... as the companies appear set to undergo U.S. antitrust probes.
"set to" means "prepared to" or "ready to" here, but with a strong implication that they are prepared because it is going to happen. So in effect, "set to" means "highly likely to".
Consider a parallel construction:
Jane appears ready to run the race.
I believe "ready" is a bare initiative form here, and "to run the race" is the object of "ready". Or perhaps it would be better to say that "appears ready" jointly form a phrasal verb, with "to run the race" as its object, and "Jane" as the subject. In that case, "appear set" is also a phrasal verb, with subject "the companies" and object "to undergo U.S. antitrust probes."
... agreed to split up oversight of technology giants
This means that the US Federal Trade Commission (FTC) and the US Department of Justice (DOJ) have agreed to divide the task. According to the linked article:
... the FTC will oversee antitrust scrutiny into whether Facebook’s practices harm competition in the digital market.
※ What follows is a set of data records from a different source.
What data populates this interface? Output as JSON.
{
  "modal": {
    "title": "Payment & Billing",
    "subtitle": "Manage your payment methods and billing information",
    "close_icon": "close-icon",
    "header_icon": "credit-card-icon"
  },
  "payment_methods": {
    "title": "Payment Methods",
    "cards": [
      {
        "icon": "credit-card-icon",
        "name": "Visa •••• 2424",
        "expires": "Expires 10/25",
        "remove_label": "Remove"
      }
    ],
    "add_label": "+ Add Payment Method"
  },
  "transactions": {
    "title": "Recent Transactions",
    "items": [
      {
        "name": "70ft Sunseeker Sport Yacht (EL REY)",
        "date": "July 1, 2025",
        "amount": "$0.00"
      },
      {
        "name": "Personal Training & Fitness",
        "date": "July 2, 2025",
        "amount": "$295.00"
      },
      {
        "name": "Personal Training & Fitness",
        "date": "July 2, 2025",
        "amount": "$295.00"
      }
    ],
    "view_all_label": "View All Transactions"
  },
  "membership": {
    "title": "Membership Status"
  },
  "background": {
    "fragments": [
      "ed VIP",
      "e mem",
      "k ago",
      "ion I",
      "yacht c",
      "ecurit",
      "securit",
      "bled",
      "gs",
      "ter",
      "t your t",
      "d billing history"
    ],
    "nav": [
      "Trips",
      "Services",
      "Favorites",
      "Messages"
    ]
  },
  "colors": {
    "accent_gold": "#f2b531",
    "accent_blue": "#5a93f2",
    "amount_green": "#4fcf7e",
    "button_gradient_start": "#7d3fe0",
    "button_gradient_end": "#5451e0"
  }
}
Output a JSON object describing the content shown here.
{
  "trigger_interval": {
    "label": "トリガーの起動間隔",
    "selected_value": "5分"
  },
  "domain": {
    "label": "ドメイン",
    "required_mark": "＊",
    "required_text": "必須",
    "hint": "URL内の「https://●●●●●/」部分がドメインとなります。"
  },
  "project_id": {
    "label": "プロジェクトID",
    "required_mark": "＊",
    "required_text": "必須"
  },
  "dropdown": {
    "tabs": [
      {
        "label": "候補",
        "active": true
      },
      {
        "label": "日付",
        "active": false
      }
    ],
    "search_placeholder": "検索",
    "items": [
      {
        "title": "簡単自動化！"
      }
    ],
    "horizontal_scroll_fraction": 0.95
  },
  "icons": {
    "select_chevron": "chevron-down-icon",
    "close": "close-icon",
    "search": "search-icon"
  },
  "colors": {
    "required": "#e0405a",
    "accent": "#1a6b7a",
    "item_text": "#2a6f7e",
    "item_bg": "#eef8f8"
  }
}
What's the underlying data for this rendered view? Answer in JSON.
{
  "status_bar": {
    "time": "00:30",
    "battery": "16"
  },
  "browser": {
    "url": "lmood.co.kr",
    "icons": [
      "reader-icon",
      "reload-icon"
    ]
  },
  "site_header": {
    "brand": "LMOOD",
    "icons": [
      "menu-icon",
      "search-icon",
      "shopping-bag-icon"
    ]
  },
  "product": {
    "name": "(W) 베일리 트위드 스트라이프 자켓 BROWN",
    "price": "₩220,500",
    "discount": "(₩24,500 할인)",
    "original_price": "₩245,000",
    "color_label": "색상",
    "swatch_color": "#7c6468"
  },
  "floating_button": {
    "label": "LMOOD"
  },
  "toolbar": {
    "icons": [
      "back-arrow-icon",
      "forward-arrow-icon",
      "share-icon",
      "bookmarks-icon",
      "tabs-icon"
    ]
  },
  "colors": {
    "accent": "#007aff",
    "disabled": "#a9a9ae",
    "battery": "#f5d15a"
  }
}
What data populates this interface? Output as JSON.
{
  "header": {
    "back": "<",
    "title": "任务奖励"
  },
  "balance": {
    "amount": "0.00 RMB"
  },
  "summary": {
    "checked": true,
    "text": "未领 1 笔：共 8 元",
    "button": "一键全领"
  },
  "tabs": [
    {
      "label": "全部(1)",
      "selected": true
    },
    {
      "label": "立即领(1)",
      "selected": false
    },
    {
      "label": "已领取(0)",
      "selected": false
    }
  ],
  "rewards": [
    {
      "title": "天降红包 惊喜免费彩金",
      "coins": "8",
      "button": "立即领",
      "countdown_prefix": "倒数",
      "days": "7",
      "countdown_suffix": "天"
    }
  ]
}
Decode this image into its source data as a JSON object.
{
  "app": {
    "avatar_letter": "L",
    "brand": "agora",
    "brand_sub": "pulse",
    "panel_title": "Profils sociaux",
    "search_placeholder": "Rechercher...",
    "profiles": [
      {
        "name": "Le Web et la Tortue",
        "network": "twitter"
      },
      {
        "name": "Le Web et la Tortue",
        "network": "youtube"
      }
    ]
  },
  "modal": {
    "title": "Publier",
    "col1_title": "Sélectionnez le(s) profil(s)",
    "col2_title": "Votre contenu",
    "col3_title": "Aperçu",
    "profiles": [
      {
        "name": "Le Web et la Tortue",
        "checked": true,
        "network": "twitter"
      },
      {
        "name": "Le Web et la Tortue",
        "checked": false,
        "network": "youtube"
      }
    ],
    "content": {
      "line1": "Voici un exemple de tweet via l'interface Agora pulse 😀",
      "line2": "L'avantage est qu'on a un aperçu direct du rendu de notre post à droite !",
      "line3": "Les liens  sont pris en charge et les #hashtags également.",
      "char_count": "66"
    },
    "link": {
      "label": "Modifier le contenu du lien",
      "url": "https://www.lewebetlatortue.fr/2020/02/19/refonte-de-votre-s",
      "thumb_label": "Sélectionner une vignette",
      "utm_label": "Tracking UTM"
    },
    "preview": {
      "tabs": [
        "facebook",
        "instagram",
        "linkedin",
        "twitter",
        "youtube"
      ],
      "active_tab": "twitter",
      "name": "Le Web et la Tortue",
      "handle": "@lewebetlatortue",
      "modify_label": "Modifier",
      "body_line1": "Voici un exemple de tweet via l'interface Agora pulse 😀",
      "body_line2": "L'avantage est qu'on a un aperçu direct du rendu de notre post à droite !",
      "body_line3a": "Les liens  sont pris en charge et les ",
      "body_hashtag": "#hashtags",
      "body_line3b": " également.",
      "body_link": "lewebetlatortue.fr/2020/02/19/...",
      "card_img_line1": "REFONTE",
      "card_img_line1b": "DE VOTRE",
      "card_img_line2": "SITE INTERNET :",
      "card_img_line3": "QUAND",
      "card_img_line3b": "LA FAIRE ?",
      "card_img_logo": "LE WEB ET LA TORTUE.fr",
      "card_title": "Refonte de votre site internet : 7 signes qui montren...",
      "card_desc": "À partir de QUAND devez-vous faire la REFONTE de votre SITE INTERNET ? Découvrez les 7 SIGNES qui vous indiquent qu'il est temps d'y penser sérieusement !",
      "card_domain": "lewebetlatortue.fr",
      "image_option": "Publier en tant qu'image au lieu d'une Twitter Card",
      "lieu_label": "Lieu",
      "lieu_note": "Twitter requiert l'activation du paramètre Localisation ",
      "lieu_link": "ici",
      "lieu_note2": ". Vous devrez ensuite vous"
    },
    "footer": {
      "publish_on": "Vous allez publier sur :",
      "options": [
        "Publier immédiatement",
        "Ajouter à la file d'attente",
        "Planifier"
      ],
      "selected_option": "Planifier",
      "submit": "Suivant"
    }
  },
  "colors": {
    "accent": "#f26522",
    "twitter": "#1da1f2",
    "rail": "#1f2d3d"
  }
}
Reuters reported that the DOJ has been given jurisdiction over a potential probe of Apple.
So the split is between The FTC and the DOJ, not a prospective division of the companies into smaller parts.
"Google parent" is "headlinese" or "journalese". "Google's parent " would be more strictly correct, but in a news story, particularly in a headline or in an opening paragraph (or "lede" as it is known) brevity is of great value, and so two characters and one syllable are saved. This has been used often enough that the form "X parent, Y" for "Y, the parent of X" is in common use, especially in financial journalism. Often the parent company is the one legally involved in some action, but the subsidiary is far better known, as is the case here: Google is much better known than Alphabet. The form "X parent, Y" allows the emphasis to be put on X, the well-known name.
The question did not ask about it, but some may be confused by the use of "tumbled" in the opening sentence of the article. This means that the stock price fell suddenly and significantly.